From Carol Buckley, Elephant Aid International (EAI), November 2011

Elephant Aid International’s long-range goal is to create elephant care and rehabilitation centers across India, as recommended by India’s Elephant Task Force (ETF), Ministry of Environment and Forests and the Central Zoo Authority (CZA).


In November 2009, the Central Zoo Authority mandated that all elephants be removed from zoos and placed in alternative facilities better suited to address their needs. The problem is, wildlife parks and game sanctuaries feel ill equipped to take these elephants, believing that zoo elephants are not good candidates for the semi-wild lifestyle their facilities provide.

In August 2010, the Elephant Task Force of India’s Ministry of Environment and Forests issued a 186-page report entitled Gajah, Securing the Future for Elephants in India.
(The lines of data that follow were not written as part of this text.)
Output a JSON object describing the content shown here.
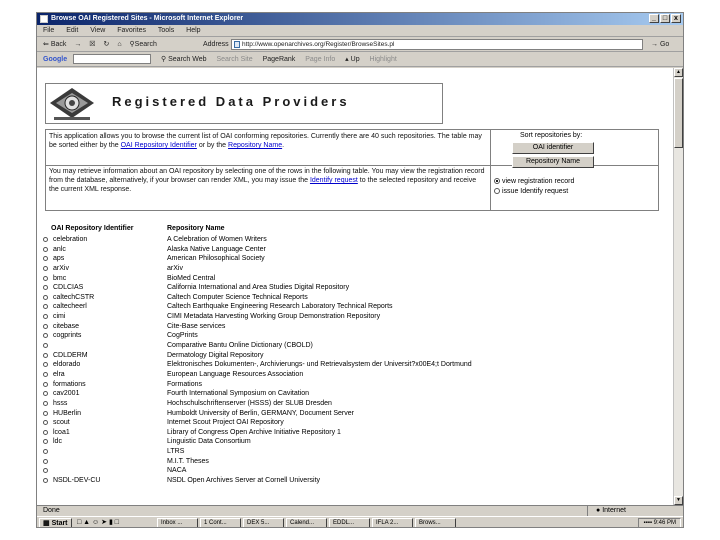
{
  "window": {
    "title": "Browse OAI Registered Sites - Microsoft Internet Explorer",
    "controls": [
      "_",
      "□",
      "x"
    ]
  },
  "menu": [
    "File",
    "Edit",
    "View",
    "Favorites",
    "Tools",
    "Help"
  ],
  "toolbar": {
    "back": "Back",
    "search": "Search",
    "address_label": "Address",
    "url": "http://www.openarchives.org/Register/BrowseSites.pl",
    "go": "Go"
  },
  "googlebar": {
    "logo": "Google",
    "search_web": "Search Web",
    "search_site": "Search Site",
    "pagerank": "PageRank",
    "page_info": "Page Info",
    "up": "Up",
    "highlight": "Highlight"
  },
  "page": {
    "title": "Registered Data Providers",
    "intro_pre": "This application allows you to browse the current list of OAI conforming repositories. Currently there are 40 such repositories. The table may be sorted either by the",
    "intro_link1": "OAI Repository Identifier",
    "intro_mid": "or by the",
    "intro_link2": "Repository Name",
    "intro_post": ".",
    "sort_label": "Sort repositories by:",
    "sort_btn1": "OAI identifier",
    "sort_btn2": "Repository Name",
    "retrieve_pre": "You may retrieve information about an OAI repository by selecting one of the rows in the following table. You may view the registration record from the database, alternatively, if your browser can render XML, you may issue the",
    "retrieve_link": "Identify request",
    "retrieve_post": "to the selected repository and receive the current XML response.",
    "opt_view": "view registration record",
    "opt_identify": "issue Identify request",
    "col_id": "OAI Repository Identifier",
    "col_name": "Repository Name"
  },
  "repositories": [
    {
      "id": "celebration",
      "name": "A Celebration of Women Writers"
    },
    {
      "id": "anlc",
      "name": "Alaska Native Language Center"
    },
    {
      "id": "aps",
      "name": "American Philosophical Society"
    },
    {
      "id": "arXiv",
      "name": "arXiv"
    },
    {
      "id": "bmc",
      "name": "BioMed Central"
    },
    {
      "id": "CDLCIAS",
      "name": "California International and Area Studies Digital Repository"
    },
    {
      "id": "caltechCSTR",
      "name": "Caltech Computer Science Technical Reports"
    },
    {
      "id": "caltecheerl",
      "name": "Caltech Earthquake Engineering Research Laboratory Technical Reports"
    },
    {
      "id": "cimi",
      "name": "CIMI Metadata Harvesting Working Group Demonstration Repository"
    },
    {
      "id": "citebase",
      "name": "Cite-Base services"
    },
    {
      "id": "cogprints",
      "name": "CogPrints"
    },
    {
      "id": "",
      "name": "Comparative Bantu Online Dictionary (CBOLD)"
    },
    {
      "id": "CDLDERM",
      "name": "Dermatology Digital Repository"
    },
    {
      "id": "eldorado",
      "name": "Elektronisches Dokumenten-, Archivierungs- und Retrievalsystem der Universit?x00E4;t Dortmund"
    },
    {
      "id": "elra",
      "name": "European Language Resources Association"
    },
    {
      "id": "formations",
      "name": "Formations"
    },
    {
      "id": "cav2001",
      "name": "Fourth International Symposium on Cavitation"
    },
    {
      "id": "hsss",
      "name": "Hochschulschriftenserver (HSSS) der SLUB Dresden"
    },
    {
      "id": "HUBerlin",
      "name": "Humboldt University of Berlin, GERMANY, Document Server"
    },
    {
      "id": "scout",
      "name": "Internet Scout Project OAI Repository"
    },
    {
      "id": "lcoa1",
      "name": "Library of Congress Open Archive Initiative Repository 1"
    },
    {
      "id": "ldc",
      "name": "Linguistic Data Consortium"
    },
    {
      "id": "",
      "name": "LTRS"
    },
    {
      "id": "",
      "name": "M.I.T. Theses"
    },
    {
      "id": "",
      "name": "NACA"
    },
    {
      "id": "NSDL-DEV-CU",
      "name": "NSDL Open Archives Server at Cornell University"
    }
  ],
  "status": {
    "text": "Done",
    "zone": "Internet"
  },
  "taskbar": {
    "start": "Start",
    "tasks": [
      "Inbox ...",
      "1 Cont...",
      "DEX 5...",
      "Calend...",
      "EDDL...",
      "IFLA 2...",
      "Brows..."
    ],
    "clock": "9:46 PM"
  }
}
The report reviews the issues facing the country’s elephants today, including the needs to:


Among the report’s recommendations is the creation of state-of-the-art lifetime care centers.
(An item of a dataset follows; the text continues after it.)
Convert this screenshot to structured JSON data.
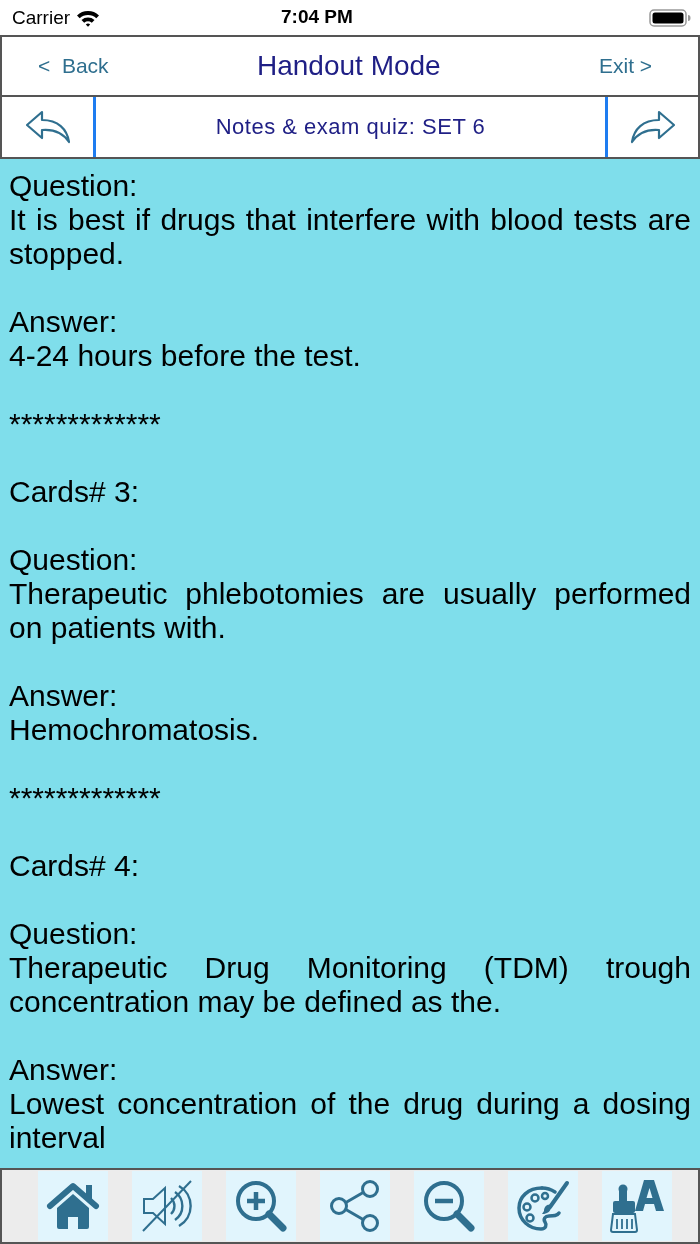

Designed to provide freedom of movement, a healthy social environment and autonomy, rescue and rehabilitation centers are similar to what Americans call sanctuaries: a place:

Tourism is not a component of care centers.


Karnataka, Bangalore, India


EAI is using the successful model of The Elephant Sanctuary in Tennessee as a basis for the first care and rehabilitation center.

This project is designed in four phases:

Each stage requires cooperation from a variety of governmental and private agencies. A preexisting facility on 30 acres of land that has a significant amount of required infrastructure has been secured. Remaining infrastructure requirements include:

Once the infrastructure is completed, the next two phases will progress quickly.

Mahouts will be trained in Compassionate Elephant Management to prepare them to manage elephants in a humane manner. This phase will be conducted simultaneously with infrastructure development.

Because hundreds of elephants live in zoos, on city streets and in temples, the fourth stage—relocating elephants—will be the easiest step; in fact, our first resident is already waiting. This first rescue and rehabilitation center will be designed to accommodate a maximum of 7 elephants and will fill up quickly.